- 1945 – After World War II, Prime Minister Ben Chifley declared: “A powerful enemy looked hungrily toward Australia. We must populate Australia as rapidly as we can before someone else decides to populate it for us.” The Department of Immigration was established to aim for annual population growth of two percent, of which half should come from natural increase and the other half, from migrants. As many as 70,000 immigrants were needed annually to make up these numbers.
- 1948 – The post-war migrant boom brought the famous ‘Ten Pound Pom’ to Australia for a 25-year period. Australia began to accept migrants from over 30 European nations and the largest numbers aside from the British came from Italy and Greece, until the early 1970s.
- 1956 – Up until now, the Immigration Restriction Act 1901, aka ‘White Australia’ policy was in play to “keep Australia British”. This was relaxed in 1956, when non-European residents were permitted to apply for Australian citizenship.

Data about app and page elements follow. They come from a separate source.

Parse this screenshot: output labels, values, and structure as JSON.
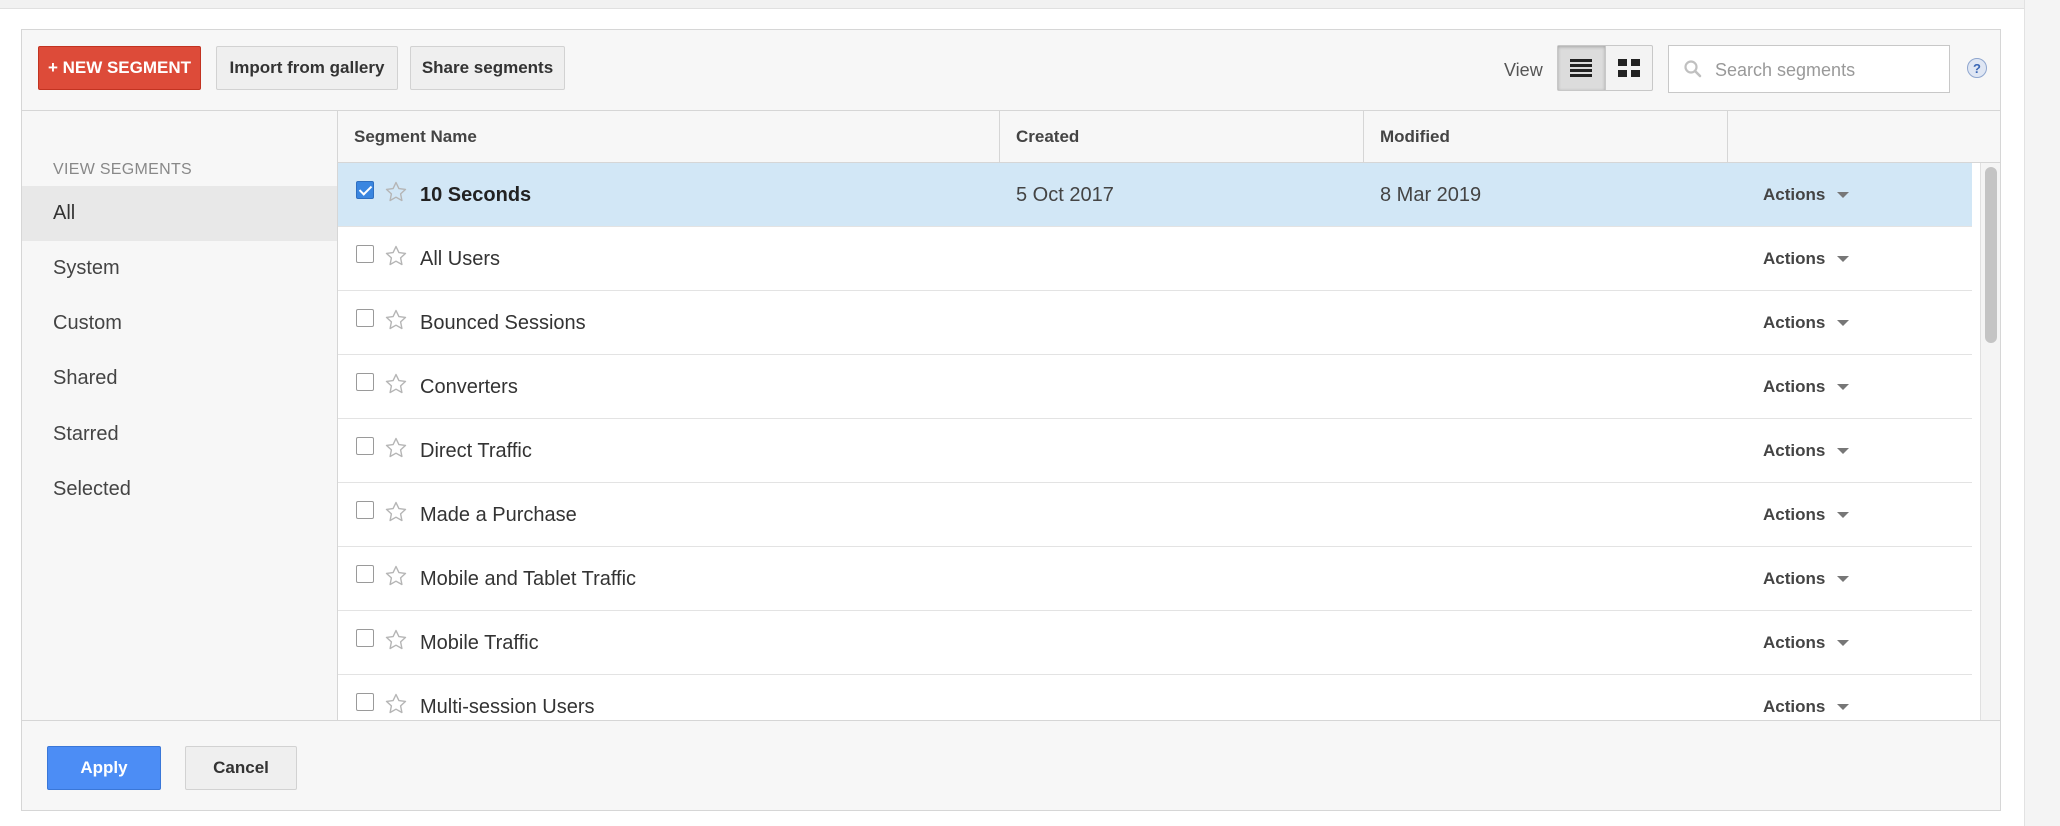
{
  "toolbar": {
    "new_segment_label": "+ NEW SEGMENT",
    "import_label": "Import from gallery",
    "share_label": "Share segments",
    "view_label": "View",
    "search_placeholder": "Search segments",
    "help_label": "?"
  },
  "sidebar": {
    "heading": "VIEW SEGMENTS",
    "items": [
      {
        "label": "All",
        "active": true
      },
      {
        "label": "System"
      },
      {
        "label": "Custom"
      },
      {
        "label": "Shared"
      },
      {
        "label": "Starred"
      },
      {
        "label": "Selected"
      }
    ]
  },
  "table": {
    "columns": [
      "Segment Name",
      "Created",
      "Modified"
    ],
    "rows": [
      {
        "name": "10 Seconds",
        "created": "5 Oct 2017",
        "modified": "8 Mar 2019",
        "checked": true,
        "actions": "Actions"
      },
      {
        "name": "All Users",
        "created": "",
        "modified": "",
        "checked": false,
        "actions": "Actions"
      },
      {
        "name": "Bounced Sessions",
        "created": "",
        "modified": "",
        "checked": false,
        "actions": "Actions"
      },
      {
        "name": "Converters",
        "created": "",
        "modified": "",
        "checked": false,
        "actions": "Actions"
      },
      {
        "name": "Direct Traffic",
        "created": "",
        "modified": "",
        "checked": false,
        "actions": "Actions"
      },
      {
        "name": "Made a Purchase",
        "created": "",
        "modified": "",
        "checked": false,
        "actions": "Actions"
      },
      {
        "name": "Mobile and Tablet Traffic",
        "created": "",
        "modified": "",
        "checked": false,
        "actions": "Actions"
      },
      {
        "name": "Mobile Traffic",
        "created": "",
        "modified": "",
        "checked": false,
        "actions": "Actions"
      },
      {
        "name": "Multi-session Users",
        "created": "",
        "modified": "",
        "checked": false,
        "actions": "Actions"
      }
    ]
  },
  "footer": {
    "apply_label": "Apply",
    "cancel_label": "Cancel"
  },
  "colors": {
    "new_segment": "#dd4b39",
    "apply": "#4c8df5",
    "selected_row": "#d2e7f6",
    "checkbox_checked": "#3a86e0"
  },
  "icons": {
    "search": "search-icon",
    "list_view": "list-view-icon",
    "grid_view": "grid-view-icon",
    "star": "star-outline-icon",
    "caret": "caret-down-icon",
    "help": "help-icon"
  }
}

- 1973 – Minister for Immigration, Al Grassby – later known as Australia’s ‘Father of Multiculturalism’ presented an important paper: A Multi-cultural Society for the Future. Government programs and funds were used to shape a new ethnic identity for the country. The Grassby approach has been adopted by other western democracies for decades since.
- 1975 – Australia’s first ‘boat people’ began arriving, refugees from East Timor, Vietnam, China and, in recent times, the Middle East.
- 1980s – Australia’s immigration policy became focused on family visas and selecting migrants who matched Australia’s skills criteria.
- 1981 – The ‘assisted passage scheme’ that helped migrants to settle in to Australia ended and only refugees were then provided with support.
- Late 1990s – The number of asylum seekers increased as people fleeing the Middle East and Sri Lanka arrived by boat.
- 2006 – The refugee groups growing most rapidly are Sudanese, Afghans and Iraqis.
- Today – Since around 2012, Australia has welcomed around 190,000 permanent new arrivals a year. The humanitarian intake has sat at around 11-14,000 per year since the mid-1980s. Approximately 12,000 Syrians were accepted in 2015 in response to the war in Syria, and temporary arrivals such as international students and people entering on 457 work visas have numbered around 400,000.
Did you know that Australia boasts a higher percentage of people born overseas than other nations with high immigrant numbers? The Australian figure is 26 percent, followed by New Zealand at 23, Canada at 22, the US at 14 and the UK at 13 percent.
Only Saudi Arabia has a larger population of people born overseas at 32 percent however foreigners are not allowed permanent residency or citizenship. Today, almost a quarter of Australian residents were not born in Australia.